The answer must be every line below that holds the word "screenshot".

Top of Data provided

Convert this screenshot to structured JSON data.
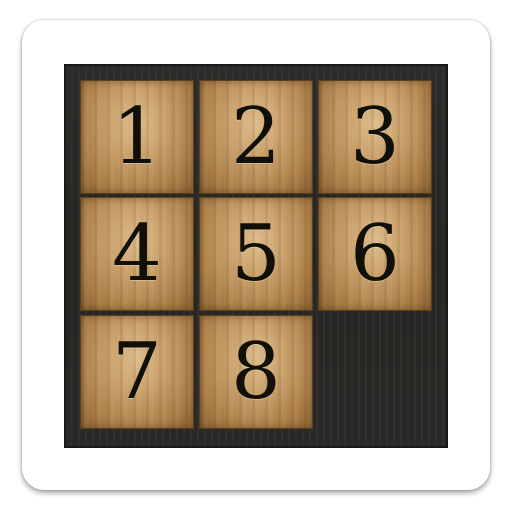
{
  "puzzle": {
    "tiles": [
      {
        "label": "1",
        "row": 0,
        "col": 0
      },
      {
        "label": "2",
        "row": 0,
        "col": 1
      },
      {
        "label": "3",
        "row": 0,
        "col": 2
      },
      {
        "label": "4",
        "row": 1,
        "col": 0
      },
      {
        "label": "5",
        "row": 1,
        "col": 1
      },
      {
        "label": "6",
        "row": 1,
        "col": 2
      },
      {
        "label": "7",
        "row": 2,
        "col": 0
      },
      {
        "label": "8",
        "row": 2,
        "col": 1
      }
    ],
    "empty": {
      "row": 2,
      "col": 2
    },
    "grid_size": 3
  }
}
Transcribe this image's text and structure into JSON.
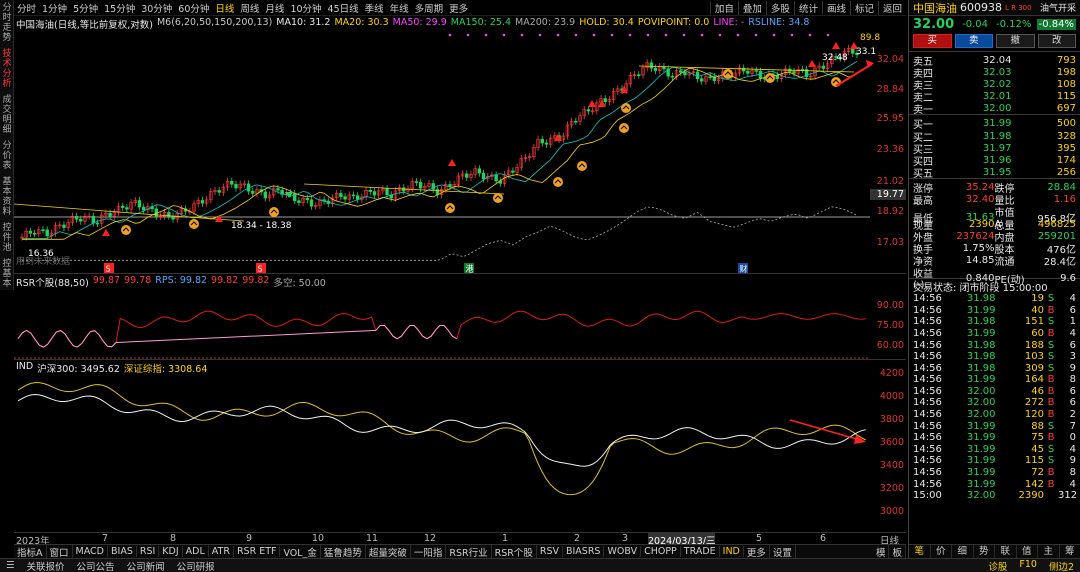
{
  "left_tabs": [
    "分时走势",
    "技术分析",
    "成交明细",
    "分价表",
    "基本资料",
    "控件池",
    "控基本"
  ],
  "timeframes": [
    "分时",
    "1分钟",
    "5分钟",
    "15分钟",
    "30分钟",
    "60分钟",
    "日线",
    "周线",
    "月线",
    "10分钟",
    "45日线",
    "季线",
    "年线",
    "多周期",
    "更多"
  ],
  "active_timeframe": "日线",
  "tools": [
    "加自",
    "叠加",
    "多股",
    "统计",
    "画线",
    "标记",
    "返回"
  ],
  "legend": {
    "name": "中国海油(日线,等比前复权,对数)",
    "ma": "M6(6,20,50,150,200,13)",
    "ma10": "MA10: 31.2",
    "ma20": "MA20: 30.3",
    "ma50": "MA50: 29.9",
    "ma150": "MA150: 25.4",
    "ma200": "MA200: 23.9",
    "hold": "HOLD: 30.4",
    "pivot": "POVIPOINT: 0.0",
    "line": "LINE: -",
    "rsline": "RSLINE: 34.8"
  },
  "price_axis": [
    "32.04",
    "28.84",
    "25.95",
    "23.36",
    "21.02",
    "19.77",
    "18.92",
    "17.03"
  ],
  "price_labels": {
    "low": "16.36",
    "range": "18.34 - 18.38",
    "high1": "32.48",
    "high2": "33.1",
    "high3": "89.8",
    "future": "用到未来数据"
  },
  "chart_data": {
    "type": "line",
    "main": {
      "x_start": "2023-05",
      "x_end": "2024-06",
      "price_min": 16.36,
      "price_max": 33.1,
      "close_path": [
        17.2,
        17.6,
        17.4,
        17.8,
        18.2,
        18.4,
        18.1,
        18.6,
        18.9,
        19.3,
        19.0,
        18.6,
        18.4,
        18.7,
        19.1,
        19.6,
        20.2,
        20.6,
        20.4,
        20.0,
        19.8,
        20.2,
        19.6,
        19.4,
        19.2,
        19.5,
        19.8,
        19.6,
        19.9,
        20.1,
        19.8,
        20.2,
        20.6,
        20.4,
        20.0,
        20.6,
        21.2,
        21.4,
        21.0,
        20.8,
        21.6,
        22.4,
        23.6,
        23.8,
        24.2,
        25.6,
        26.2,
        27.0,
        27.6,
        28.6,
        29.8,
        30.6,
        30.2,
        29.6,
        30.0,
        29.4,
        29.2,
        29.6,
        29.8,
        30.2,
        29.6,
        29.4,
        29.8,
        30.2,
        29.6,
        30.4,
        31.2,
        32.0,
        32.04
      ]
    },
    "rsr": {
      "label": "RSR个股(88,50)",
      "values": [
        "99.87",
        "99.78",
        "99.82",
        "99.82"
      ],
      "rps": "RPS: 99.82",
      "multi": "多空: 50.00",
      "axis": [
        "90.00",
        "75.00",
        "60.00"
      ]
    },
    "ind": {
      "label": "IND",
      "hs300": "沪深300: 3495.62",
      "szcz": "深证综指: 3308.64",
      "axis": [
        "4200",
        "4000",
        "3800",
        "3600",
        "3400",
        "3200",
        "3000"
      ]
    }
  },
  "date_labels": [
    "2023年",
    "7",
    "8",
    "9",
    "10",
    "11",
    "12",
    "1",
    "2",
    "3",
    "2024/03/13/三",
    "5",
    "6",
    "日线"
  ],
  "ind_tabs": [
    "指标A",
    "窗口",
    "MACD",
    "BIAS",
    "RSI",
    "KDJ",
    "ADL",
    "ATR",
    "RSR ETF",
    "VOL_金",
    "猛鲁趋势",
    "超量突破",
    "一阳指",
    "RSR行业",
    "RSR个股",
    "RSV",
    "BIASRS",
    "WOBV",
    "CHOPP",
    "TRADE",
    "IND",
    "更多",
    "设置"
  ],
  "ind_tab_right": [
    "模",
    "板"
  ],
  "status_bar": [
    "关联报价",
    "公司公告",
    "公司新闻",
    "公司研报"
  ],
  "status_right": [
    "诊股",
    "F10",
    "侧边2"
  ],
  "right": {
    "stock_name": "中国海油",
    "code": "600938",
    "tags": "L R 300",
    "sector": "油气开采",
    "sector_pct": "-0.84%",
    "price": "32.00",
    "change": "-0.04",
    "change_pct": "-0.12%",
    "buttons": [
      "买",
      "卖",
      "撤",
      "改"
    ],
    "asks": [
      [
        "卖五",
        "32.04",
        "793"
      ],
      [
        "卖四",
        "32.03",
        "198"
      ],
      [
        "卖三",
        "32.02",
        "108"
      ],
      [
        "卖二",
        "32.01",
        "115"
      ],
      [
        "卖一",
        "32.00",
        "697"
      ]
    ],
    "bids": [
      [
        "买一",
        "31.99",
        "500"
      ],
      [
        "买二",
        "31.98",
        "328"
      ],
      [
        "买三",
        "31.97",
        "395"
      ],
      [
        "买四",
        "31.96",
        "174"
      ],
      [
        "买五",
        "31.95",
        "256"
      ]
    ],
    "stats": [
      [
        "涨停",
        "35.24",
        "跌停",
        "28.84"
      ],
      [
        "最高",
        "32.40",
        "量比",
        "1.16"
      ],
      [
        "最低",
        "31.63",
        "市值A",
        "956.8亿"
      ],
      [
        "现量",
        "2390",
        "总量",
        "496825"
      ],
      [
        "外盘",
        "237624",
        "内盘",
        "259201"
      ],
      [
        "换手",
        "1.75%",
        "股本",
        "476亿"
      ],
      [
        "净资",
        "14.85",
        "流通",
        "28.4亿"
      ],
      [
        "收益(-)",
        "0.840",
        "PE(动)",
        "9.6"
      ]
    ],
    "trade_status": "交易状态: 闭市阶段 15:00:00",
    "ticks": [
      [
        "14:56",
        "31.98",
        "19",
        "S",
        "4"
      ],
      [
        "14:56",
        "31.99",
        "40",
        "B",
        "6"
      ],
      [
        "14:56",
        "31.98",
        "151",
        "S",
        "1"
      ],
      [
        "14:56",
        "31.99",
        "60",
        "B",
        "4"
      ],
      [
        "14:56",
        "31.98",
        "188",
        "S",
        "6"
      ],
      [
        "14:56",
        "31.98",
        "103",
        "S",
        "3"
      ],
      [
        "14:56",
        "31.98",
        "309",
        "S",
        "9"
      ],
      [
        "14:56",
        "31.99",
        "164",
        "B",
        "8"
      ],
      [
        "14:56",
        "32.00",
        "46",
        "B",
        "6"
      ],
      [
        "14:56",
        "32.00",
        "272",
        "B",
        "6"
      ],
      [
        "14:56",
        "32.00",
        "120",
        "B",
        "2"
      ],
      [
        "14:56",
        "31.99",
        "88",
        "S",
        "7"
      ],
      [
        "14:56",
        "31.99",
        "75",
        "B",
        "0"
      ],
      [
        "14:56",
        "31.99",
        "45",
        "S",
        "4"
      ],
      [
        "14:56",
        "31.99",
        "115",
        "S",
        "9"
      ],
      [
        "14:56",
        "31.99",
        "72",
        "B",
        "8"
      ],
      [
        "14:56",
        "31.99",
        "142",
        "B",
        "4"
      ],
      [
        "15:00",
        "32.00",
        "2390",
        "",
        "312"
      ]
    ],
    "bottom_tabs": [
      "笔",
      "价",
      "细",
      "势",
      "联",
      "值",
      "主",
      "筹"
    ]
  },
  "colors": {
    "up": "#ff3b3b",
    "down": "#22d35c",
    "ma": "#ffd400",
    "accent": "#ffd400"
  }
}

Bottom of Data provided
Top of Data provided

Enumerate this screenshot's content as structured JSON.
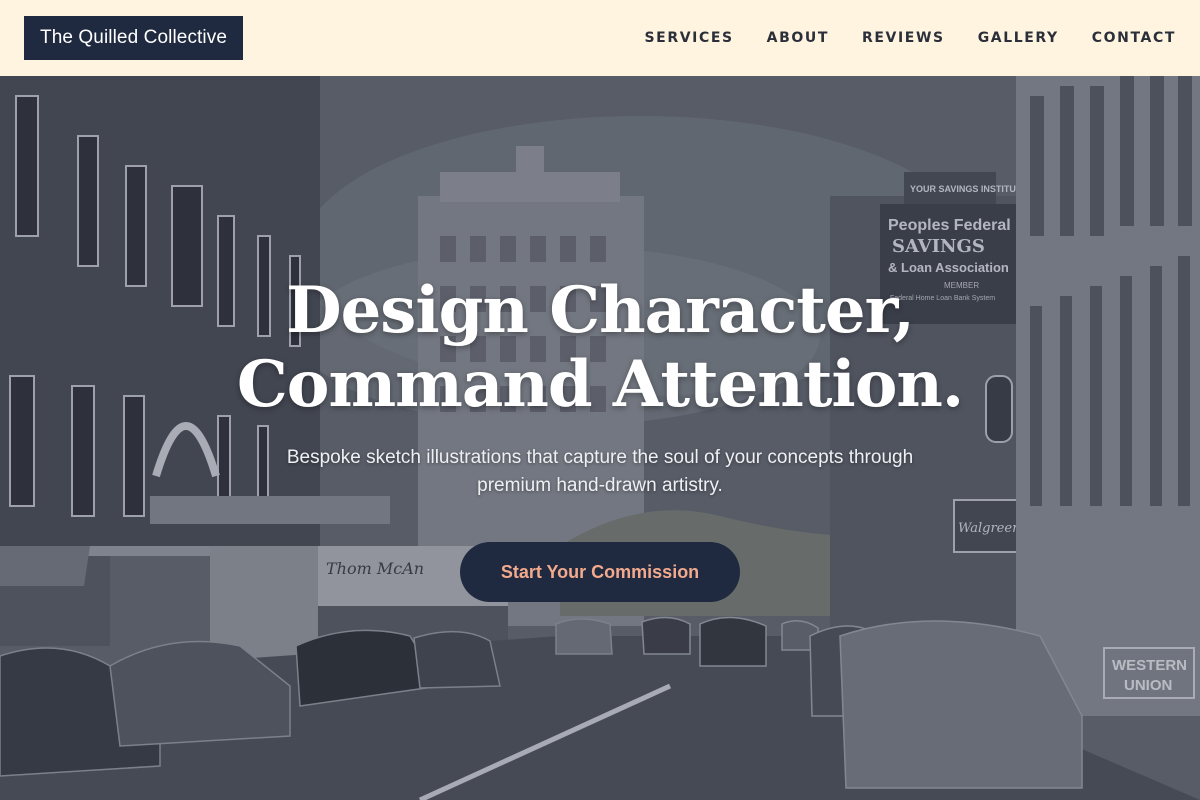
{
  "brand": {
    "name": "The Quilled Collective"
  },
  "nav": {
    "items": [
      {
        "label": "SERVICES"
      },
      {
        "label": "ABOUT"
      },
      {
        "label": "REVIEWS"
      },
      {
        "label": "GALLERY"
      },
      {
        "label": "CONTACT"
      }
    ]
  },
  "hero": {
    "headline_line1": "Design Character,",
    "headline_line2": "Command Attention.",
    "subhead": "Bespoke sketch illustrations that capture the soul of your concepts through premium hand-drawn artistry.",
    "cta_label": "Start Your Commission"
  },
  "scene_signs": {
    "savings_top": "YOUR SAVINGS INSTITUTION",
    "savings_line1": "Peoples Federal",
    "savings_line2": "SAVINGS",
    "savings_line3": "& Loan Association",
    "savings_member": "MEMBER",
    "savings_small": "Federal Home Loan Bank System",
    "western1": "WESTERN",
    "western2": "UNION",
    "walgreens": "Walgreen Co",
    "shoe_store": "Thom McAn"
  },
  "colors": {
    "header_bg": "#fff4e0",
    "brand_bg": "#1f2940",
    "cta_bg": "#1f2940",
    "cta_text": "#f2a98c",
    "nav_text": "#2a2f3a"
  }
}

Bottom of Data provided

Output for this exercise:
Convert this screenshot to structured JSON data.
Enumerate this screenshot's content as structured JSON.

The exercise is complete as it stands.